Reprint every line of the data, keeping each character intact.
___
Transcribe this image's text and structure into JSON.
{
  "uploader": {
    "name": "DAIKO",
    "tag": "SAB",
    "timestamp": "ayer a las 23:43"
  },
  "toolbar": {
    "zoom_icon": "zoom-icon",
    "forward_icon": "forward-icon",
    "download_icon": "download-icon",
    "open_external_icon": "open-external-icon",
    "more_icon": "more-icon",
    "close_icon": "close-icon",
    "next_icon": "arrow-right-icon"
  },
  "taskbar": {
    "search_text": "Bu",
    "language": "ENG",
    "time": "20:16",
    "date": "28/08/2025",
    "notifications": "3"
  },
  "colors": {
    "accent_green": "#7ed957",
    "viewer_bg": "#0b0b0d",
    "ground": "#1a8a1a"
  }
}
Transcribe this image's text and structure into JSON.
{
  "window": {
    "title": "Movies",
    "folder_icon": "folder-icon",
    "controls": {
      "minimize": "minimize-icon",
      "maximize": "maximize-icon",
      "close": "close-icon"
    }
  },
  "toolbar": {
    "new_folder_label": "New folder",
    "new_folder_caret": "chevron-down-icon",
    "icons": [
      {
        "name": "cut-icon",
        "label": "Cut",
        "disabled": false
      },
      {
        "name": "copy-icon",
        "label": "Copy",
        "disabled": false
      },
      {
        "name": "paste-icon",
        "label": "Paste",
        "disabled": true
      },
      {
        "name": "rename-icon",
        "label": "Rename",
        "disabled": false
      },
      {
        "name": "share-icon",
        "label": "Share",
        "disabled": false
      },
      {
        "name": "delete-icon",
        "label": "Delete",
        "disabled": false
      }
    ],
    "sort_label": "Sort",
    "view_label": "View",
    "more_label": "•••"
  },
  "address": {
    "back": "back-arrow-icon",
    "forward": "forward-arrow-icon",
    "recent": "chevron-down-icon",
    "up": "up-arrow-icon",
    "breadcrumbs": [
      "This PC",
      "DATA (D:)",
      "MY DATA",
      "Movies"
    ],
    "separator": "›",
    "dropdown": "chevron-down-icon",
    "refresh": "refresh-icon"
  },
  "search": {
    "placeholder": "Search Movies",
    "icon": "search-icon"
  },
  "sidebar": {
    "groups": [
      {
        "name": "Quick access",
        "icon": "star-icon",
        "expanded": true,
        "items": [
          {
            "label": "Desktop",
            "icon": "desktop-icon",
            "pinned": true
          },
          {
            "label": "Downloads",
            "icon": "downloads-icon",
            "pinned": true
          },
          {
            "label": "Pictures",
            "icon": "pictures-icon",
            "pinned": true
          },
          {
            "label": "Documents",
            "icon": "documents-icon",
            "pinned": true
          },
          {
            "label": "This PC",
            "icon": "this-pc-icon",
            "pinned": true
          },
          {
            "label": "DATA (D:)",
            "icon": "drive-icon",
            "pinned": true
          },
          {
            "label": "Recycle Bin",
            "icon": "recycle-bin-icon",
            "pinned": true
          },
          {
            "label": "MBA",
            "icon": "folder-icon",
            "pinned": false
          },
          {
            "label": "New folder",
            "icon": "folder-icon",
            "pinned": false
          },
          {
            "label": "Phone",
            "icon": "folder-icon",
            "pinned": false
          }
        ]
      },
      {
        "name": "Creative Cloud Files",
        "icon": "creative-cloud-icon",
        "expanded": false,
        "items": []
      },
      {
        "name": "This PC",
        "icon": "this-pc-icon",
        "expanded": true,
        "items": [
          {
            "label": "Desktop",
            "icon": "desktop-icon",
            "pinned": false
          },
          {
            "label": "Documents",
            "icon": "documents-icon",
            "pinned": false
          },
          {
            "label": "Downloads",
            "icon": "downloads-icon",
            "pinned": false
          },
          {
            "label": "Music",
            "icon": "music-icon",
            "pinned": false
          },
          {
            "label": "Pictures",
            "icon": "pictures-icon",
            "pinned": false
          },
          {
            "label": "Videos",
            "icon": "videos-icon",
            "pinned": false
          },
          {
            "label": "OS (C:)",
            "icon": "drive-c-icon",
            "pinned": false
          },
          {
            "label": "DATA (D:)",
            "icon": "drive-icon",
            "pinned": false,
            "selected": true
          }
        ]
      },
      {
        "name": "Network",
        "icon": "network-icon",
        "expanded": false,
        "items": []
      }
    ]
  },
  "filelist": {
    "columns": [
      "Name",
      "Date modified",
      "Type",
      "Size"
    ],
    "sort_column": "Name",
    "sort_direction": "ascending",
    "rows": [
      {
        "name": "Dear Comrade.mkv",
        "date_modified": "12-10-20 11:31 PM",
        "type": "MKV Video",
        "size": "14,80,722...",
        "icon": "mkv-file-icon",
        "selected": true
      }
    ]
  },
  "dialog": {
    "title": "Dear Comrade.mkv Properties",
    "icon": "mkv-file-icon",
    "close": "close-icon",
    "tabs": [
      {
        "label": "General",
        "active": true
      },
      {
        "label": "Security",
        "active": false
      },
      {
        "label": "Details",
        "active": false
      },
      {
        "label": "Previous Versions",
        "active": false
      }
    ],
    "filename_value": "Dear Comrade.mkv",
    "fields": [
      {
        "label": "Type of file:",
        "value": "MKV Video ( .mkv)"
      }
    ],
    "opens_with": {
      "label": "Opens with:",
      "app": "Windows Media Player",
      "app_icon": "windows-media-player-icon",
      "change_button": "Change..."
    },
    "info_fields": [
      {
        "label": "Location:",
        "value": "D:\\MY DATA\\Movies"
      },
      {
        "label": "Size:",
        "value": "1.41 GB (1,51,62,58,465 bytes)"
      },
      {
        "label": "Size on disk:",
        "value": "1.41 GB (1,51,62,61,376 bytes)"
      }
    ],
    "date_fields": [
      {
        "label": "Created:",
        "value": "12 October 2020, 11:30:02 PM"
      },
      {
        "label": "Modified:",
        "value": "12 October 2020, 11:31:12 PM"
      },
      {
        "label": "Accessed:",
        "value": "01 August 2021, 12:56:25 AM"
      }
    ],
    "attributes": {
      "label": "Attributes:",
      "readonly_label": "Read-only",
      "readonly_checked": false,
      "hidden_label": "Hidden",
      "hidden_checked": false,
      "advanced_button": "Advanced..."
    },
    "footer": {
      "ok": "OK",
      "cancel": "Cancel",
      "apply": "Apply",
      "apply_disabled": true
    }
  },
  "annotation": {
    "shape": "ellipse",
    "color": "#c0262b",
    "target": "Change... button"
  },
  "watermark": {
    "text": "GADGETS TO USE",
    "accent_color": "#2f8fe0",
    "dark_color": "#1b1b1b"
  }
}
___
Answer section:
Transcribe this image's text and structure into JSON.
{
  "uploader": {
    "name": "DAIKO",
    "tag": "SAB",
    "timestamp": "ayer a las 23:43"
  },
  "toolbar": {
    "zoom_icon": "zoom-icon",
    "forward_icon": "forward-icon",
    "download_icon": "download-icon",
    "open_external_icon": "open-external-icon",
    "more_icon": "more-icon",
    "close_icon": "close-icon",
    "next_icon": "arrow-right-icon"
  },
  "taskbar": {
    "search_text": "Bu",
    "language": "ENG",
    "time": "20:16",
    "date": "28/08/2025",
    "notifications": "3"
  },
  "colors": {
    "accent_green": "#7ed957",
    "viewer_bg": "#0b0b0d",
    "ground": "#1a8a1a"
  }
}
Transcribe this image's text and structure into JSON.
{
  "window": {
    "title": "Movies",
    "folder_icon": "folder-icon",
    "controls": {
      "minimize": "minimize-icon",
      "maximize": "maximize-icon",
      "close": "close-icon"
    }
  },
  "toolbar": {
    "new_folder_label": "New folder",
    "new_folder_caret": "chevron-down-icon",
    "icons": [
      {
        "name": "cut-icon",
        "label": "Cut",
        "disabled": false
      },
      {
        "name": "copy-icon",
        "label": "Copy",
        "disabled": false
      },
      {
        "name": "paste-icon",
        "label": "Paste",
        "disabled": true
      },
      {
        "name": "rename-icon",
        "label": "Rename",
        "disabled": false
      },
      {
        "name": "share-icon",
        "label": "Share",
        "disabled": false
      },
      {
        "name": "delete-icon",
        "label": "Delete",
        "disabled": false
      }
    ],
    "sort_label": "Sort",
    "view_label": "View",
    "more_label": "•••"
  },
  "address": {
    "back": "back-arrow-icon",
    "forward": "forward-arrow-icon",
    "recent": "chevron-down-icon",
    "up": "up-arrow-icon",
    "breadcrumbs": [
      "This PC",
      "DATA (D:)",
      "MY DATA",
      "Movies"
    ],
    "separator": "›",
    "dropdown": "chevron-down-icon",
    "refresh": "refresh-icon"
  },
  "search": {
    "placeholder": "Search Movies",
    "icon": "search-icon"
  },
  "sidebar": {
    "groups": [
      {
        "name": "Quick access",
        "icon": "star-icon",
        "expanded": true,
        "items": [
          {
            "label": "Desktop",
            "icon": "desktop-icon",
            "pinned": true
          },
          {
            "label": "Downloads",
            "icon": "downloads-icon",
            "pinned": true
          },
          {
            "label": "Pictures",
            "icon": "pictures-icon",
            "pinned": true
          },
          {
            "label": "Documents",
            "icon": "documents-icon",
            "pinned": true
          },
          {
            "label": "This PC",
            "icon": "this-pc-icon",
            "pinned": true
          },
          {
            "label": "DATA (D:)",
            "icon": "drive-icon",
            "pinned": true
          },
          {
            "label": "Recycle Bin",
            "icon": "recycle-bin-icon",
            "pinned": true
          },
          {
            "label": "MBA",
            "icon": "folder-icon",
            "pinned": false
          },
          {
            "label": "New folder",
            "icon": "folder-icon",
            "pinned": false
          },
          {
            "label": "Phone",
            "icon": "folder-icon",
            "pinned": false
          }
        ]
      },
      {
        "name": "Creative Cloud Files",
        "icon": "creative-cloud-icon",
        "expanded": false,
        "items": []
      },
      {
        "name": "This PC",
        "icon": "this-pc-icon",
        "expanded": true,
        "items": [
          {
            "label": "Desktop",
            "icon": "desktop-icon",
            "pinned": false
          },
          {
            "label": "Documents",
            "icon": "documents-icon",
            "pinned": false
          },
          {
            "label": "Downloads",
            "icon": "downloads-icon",
            "pinned": false
          },
          {
            "label": "Music",
            "icon": "music-icon",
            "pinned": false
          },
          {
            "label": "Pictures",
            "icon": "pictures-icon",
            "pinned": false
          },
          {
            "label": "Videos",
            "icon": "videos-icon",
            "pinned": false
          },
          {
            "label": "OS (C:)",
            "icon": "drive-c-icon",
            "pinned": false
          },
          {
            "label": "DATA (D:)",
            "icon": "drive-icon",
            "pinned": false,
            "selected": true
          }
        ]
      },
      {
        "name": "Network",
        "icon": "network-icon",
        "expanded": false,
        "items": []
      }
    ]
  },
  "filelist": {
    "columns": [
      "Name",
      "Date modified",
      "Type",
      "Size"
    ],
    "sort_column": "Name",
    "sort_direction": "ascending",
    "rows": [
      {
        "name": "Dear Comrade.mkv",
        "date_modified": "12-10-20 11:31 PM",
        "type": "MKV Video",
        "size": "14,80,722...",
        "icon": "mkv-file-icon",
        "selected": true
      }
    ]
  },
  "dialog": {
    "title": "Dear Comrade.mkv Properties",
    "icon": "mkv-file-icon",
    "close": "close-icon",
    "tabs": [
      {
        "label": "General",
        "active": true
      },
      {
        "label": "Security",
        "active": false
      },
      {
        "label": "Details",
        "active": false
      },
      {
        "label": "Previous Versions",
        "active": false
      }
    ],
    "filename_value": "Dear Comrade.mkv",
    "fields": [
      {
        "label": "Type of file:",
        "value": "MKV Video ( .mkv)"
      }
    ],
    "opens_with": {
      "label": "Opens with:",
      "app": "Windows Media Player",
      "app_icon": "windows-media-player-icon",
      "change_button": "Change..."
    },
    "info_fields": [
      {
        "label": "Location:",
        "value": "D:\\MY DATA\\Movies"
      },
      {
        "label": "Size:",
        "value": "1.41 GB (1,51,62,58,465 bytes)"
      },
      {
        "label": "Size on disk:",
        "value": "1.41 GB (1,51,62,61,376 bytes)"
      }
    ],
    "date_fields": [
      {
        "label": "Created:",
        "value": "12 October 2020, 11:30:02 PM"
      },
      {
        "label": "Modified:",
        "value": "12 October 2020, 11:31:12 PM"
      },
      {
        "label": "Accessed:",
        "value": "01 August 2021, 12:56:25 AM"
      }
    ],
    "attributes": {
      "label": "Attributes:",
      "readonly_label": "Read-only",
      "readonly_checked": false,
      "hidden_label": "Hidden",
      "hidden_checked": false,
      "advanced_button": "Advanced..."
    },
    "footer": {
      "ok": "OK",
      "cancel": "Cancel",
      "apply": "Apply",
      "apply_disabled": true
    }
  },
  "annotation": {
    "shape": "ellipse",
    "color": "#c0262b",
    "target": "Change... button"
  },
  "watermark": {
    "text": "GADGETS TO USE",
    "accent_color": "#2f8fe0",
    "dark_color": "#1b1b1b"
  }
}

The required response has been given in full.